### SOURCE INFORMATION
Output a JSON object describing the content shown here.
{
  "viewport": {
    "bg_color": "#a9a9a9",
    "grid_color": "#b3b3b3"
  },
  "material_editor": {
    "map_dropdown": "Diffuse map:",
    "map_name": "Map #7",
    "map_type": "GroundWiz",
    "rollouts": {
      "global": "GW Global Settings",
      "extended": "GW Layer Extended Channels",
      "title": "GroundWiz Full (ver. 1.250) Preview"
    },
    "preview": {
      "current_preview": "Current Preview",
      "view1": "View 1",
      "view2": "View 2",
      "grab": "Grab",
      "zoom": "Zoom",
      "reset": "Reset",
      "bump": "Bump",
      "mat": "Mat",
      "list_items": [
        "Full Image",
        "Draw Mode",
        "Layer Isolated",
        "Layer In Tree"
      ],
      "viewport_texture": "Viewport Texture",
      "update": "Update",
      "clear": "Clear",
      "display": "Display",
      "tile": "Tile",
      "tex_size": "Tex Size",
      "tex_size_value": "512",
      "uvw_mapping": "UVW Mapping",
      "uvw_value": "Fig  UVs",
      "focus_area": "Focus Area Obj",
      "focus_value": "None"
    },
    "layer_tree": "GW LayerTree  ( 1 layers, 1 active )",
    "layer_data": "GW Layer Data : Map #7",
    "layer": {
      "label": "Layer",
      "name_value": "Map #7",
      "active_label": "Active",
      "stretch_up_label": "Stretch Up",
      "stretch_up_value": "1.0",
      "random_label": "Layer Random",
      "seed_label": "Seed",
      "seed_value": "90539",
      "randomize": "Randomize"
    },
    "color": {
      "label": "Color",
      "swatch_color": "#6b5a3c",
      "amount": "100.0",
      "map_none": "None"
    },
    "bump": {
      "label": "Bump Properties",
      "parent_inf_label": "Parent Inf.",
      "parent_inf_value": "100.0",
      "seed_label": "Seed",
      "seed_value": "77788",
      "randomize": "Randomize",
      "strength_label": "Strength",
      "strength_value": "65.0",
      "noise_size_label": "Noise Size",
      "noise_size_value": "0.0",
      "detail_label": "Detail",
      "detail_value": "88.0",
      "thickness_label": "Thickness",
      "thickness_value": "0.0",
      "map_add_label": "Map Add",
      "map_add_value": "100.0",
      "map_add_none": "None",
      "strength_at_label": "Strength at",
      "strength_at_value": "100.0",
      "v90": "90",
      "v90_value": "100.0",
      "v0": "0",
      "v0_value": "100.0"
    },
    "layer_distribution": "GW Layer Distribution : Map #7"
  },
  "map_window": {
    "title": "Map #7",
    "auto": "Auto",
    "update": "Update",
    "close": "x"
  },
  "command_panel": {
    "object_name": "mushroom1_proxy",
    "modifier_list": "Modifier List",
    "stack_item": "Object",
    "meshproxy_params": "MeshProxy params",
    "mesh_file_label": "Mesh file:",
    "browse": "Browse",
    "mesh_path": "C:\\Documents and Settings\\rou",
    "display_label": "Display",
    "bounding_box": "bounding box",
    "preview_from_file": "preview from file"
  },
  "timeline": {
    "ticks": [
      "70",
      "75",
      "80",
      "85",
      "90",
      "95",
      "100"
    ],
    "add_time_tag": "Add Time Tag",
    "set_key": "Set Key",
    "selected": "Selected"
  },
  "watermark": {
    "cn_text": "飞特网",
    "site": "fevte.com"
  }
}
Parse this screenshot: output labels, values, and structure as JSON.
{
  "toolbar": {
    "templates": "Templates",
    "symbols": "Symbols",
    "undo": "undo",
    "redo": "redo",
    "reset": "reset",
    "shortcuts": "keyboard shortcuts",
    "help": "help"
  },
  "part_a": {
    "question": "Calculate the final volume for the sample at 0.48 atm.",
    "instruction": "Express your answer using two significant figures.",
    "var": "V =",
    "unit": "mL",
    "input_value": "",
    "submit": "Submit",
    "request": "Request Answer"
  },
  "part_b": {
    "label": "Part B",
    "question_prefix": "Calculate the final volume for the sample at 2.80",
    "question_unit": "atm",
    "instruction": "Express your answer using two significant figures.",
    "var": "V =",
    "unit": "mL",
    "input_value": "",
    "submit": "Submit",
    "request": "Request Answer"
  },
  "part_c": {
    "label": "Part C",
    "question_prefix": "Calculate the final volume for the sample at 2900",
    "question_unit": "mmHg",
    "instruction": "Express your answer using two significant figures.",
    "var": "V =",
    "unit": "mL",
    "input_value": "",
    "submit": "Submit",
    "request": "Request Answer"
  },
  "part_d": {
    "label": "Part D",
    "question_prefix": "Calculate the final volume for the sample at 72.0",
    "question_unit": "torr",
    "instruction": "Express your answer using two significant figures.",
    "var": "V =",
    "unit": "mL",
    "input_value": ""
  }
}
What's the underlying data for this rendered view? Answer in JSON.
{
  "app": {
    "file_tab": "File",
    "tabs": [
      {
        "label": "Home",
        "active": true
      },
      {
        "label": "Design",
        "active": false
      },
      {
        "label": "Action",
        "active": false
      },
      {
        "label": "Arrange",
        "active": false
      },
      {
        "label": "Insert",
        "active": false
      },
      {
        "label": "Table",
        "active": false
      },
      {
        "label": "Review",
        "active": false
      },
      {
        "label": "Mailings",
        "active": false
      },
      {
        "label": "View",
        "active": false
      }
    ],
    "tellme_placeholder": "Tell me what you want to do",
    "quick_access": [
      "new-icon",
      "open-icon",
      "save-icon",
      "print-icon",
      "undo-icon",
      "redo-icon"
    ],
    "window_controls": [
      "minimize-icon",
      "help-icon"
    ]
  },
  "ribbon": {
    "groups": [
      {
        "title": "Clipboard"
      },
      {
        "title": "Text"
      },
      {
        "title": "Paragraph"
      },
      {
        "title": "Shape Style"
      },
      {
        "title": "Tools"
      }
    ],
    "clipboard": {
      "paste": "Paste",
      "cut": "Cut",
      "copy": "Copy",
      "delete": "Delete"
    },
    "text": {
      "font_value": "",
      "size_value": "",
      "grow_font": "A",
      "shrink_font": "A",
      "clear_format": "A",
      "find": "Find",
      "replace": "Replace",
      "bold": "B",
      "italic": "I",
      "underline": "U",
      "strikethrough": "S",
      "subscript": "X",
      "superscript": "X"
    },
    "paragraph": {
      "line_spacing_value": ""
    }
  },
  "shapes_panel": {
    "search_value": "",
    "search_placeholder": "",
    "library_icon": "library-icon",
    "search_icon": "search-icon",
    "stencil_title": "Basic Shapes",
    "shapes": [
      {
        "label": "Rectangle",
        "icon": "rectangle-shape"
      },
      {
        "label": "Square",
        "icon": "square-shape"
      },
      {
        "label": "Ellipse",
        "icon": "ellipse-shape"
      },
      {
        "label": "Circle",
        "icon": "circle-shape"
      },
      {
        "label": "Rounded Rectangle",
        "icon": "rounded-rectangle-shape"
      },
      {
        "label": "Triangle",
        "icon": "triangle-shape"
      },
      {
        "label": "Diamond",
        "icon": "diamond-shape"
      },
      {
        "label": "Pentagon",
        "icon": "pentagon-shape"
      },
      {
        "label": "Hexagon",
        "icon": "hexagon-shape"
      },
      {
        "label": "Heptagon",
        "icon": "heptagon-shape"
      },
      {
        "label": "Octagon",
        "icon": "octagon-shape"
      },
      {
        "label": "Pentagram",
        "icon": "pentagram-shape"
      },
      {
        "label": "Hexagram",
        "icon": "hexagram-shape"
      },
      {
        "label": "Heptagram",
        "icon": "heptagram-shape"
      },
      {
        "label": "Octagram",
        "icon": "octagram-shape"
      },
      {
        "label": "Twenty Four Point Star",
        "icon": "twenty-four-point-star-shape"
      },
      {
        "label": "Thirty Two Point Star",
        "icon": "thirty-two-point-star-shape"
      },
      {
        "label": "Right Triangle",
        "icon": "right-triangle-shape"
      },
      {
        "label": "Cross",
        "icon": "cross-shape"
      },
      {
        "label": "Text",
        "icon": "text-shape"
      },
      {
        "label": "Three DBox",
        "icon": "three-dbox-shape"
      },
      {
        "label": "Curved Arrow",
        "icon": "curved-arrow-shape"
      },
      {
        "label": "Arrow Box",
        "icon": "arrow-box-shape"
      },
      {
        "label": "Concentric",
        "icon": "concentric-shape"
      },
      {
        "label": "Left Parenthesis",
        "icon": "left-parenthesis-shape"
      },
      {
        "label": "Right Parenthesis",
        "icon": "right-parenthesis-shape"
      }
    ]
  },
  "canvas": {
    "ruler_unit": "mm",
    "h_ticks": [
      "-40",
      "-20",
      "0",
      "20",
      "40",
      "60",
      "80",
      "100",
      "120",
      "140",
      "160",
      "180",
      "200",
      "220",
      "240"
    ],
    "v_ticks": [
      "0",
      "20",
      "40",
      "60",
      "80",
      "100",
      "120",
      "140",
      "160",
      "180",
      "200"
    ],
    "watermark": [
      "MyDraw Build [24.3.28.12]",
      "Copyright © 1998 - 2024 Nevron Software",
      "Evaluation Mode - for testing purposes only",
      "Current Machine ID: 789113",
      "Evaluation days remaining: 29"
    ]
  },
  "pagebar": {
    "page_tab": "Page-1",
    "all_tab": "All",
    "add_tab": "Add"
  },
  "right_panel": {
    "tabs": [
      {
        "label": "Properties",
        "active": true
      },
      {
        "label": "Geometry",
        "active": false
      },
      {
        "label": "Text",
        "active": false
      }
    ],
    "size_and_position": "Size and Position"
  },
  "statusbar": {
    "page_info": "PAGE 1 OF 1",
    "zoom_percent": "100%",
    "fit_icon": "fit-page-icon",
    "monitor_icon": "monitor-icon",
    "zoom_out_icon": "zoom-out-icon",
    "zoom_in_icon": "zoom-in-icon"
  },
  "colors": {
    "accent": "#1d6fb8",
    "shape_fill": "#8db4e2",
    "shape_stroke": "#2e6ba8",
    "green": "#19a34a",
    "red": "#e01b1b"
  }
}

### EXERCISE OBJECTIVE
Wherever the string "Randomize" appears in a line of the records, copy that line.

### OUTPUT FOR THIS TASK
      "randomize": "Randomize"
      "randomize": "Randomize",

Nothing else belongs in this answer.